Exercise details:
Once the line with "Serialize everything readable" has been located in the records below, set down that line and all subsequent lines exactly, omitting the pictures.

Source material:
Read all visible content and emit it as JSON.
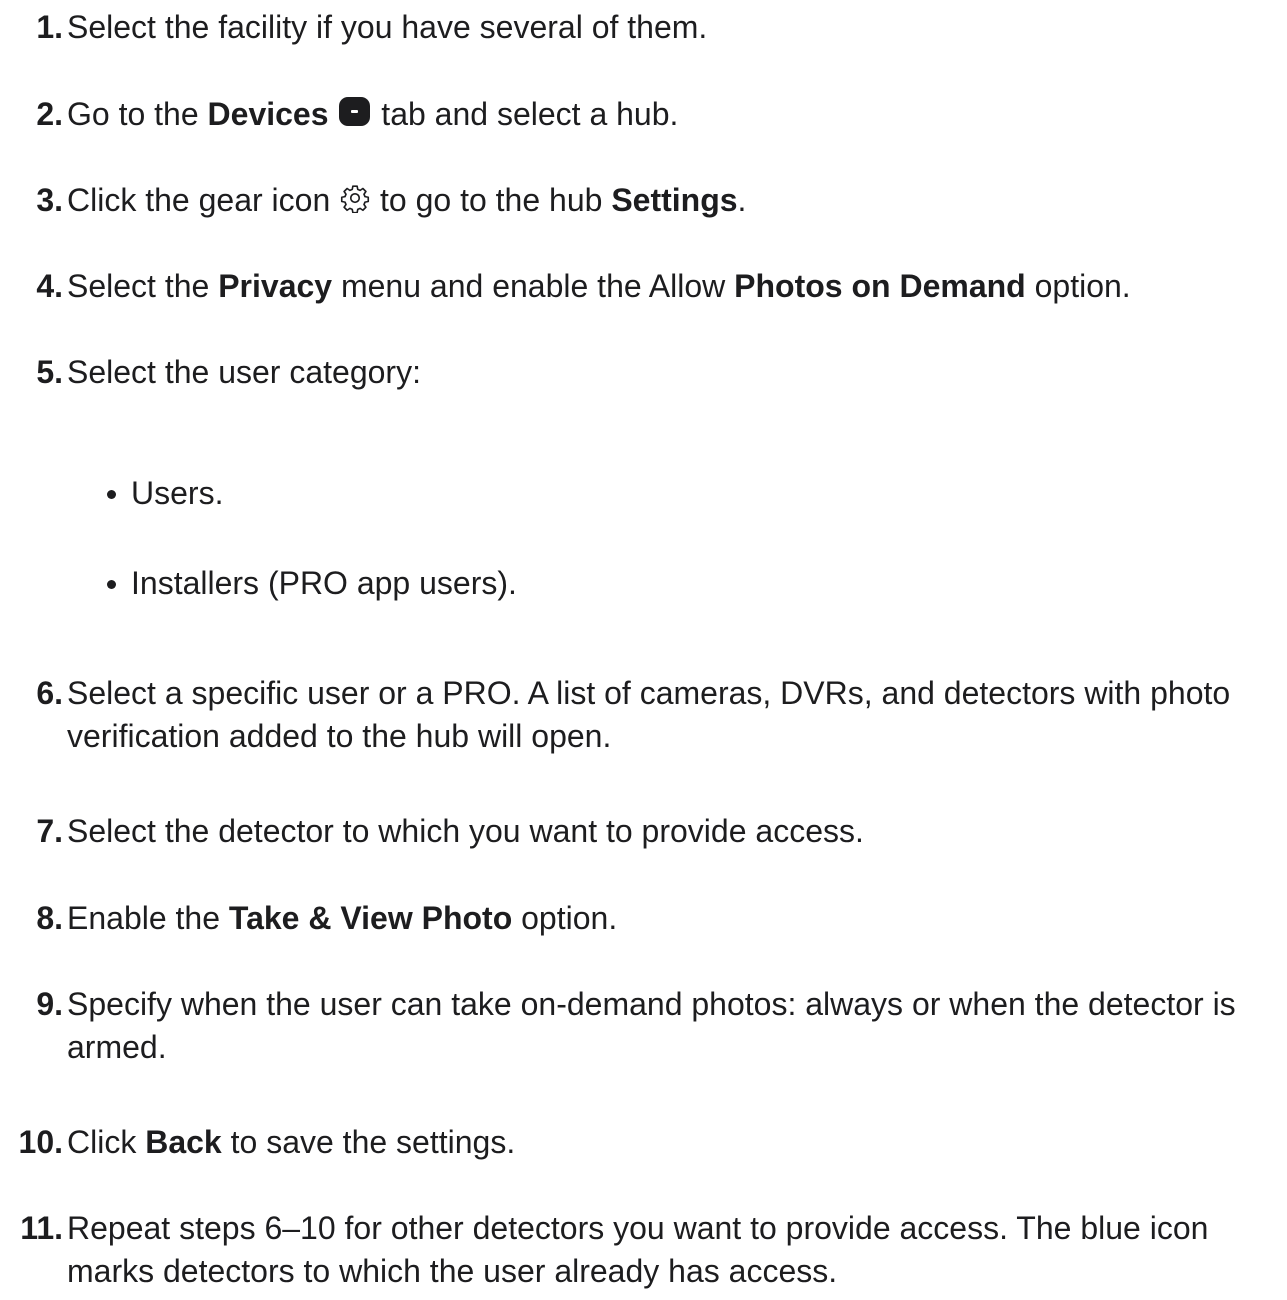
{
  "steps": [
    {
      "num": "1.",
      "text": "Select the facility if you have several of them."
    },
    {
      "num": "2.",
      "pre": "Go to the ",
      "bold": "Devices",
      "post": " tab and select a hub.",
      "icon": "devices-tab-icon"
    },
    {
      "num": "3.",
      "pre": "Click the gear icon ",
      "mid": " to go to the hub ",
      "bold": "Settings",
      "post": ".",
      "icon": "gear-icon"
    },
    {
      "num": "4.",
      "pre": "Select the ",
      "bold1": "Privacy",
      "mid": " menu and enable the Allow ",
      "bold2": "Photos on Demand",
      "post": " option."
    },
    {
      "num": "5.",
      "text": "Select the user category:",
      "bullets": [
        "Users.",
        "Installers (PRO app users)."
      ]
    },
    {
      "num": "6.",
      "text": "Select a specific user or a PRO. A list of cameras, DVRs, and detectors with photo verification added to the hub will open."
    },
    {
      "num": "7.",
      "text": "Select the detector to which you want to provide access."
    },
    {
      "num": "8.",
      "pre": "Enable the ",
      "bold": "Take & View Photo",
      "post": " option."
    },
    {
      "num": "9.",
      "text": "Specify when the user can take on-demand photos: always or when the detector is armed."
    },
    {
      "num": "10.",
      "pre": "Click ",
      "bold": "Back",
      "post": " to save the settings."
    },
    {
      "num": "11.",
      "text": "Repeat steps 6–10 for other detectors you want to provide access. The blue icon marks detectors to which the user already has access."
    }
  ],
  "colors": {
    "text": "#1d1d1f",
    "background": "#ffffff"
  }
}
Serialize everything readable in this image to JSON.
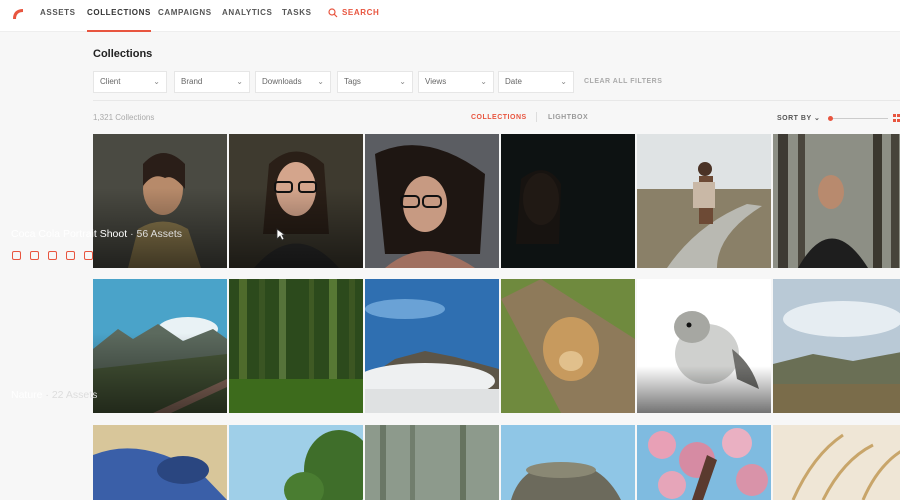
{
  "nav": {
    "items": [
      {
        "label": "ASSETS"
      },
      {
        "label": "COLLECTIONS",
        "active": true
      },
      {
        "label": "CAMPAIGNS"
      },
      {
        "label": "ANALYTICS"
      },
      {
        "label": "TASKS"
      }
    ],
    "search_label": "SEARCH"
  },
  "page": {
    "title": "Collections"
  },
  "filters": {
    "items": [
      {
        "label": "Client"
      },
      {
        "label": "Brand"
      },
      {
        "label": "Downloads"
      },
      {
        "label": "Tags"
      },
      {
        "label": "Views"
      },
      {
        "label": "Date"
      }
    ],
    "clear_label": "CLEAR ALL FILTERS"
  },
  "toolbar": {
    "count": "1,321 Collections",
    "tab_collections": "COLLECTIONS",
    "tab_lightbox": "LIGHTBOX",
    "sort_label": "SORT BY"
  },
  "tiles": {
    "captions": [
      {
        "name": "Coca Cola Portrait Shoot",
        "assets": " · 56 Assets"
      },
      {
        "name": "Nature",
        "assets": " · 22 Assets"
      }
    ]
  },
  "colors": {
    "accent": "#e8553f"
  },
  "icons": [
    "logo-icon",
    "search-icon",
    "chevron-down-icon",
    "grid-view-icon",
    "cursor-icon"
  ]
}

Solution:
Serialize everything readable in this image to JSON.
{
  "nav": {
    "items": [
      {
        "label": "ASSETS"
      },
      {
        "label": "COLLECTIONS",
        "active": true
      },
      {
        "label": "CAMPAIGNS"
      },
      {
        "label": "ANALYTICS"
      },
      {
        "label": "TASKS"
      }
    ],
    "search_label": "SEARCH"
  },
  "page": {
    "title": "Collections"
  },
  "filters": {
    "items": [
      {
        "label": "Client"
      },
      {
        "label": "Brand"
      },
      {
        "label": "Downloads"
      },
      {
        "label": "Tags"
      },
      {
        "label": "Views"
      },
      {
        "label": "Date"
      }
    ],
    "clear_label": "CLEAR ALL FILTERS"
  },
  "toolbar": {
    "count": "1,321 Collections",
    "tab_collections": "COLLECTIONS",
    "tab_lightbox": "LIGHTBOX",
    "sort_label": "SORT BY"
  },
  "tiles": {
    "captions": [
      {
        "name": "Coca Cola Portrait Shoot",
        "assets": " · 56 Assets"
      },
      {
        "name": "Nature",
        "assets": " · 22 Assets"
      }
    ]
  },
  "colors": {
    "accent": "#e8553f"
  },
  "icons": [
    "logo-icon",
    "search-icon",
    "chevron-down-icon",
    "grid-view-icon",
    "cursor-icon"
  ]
}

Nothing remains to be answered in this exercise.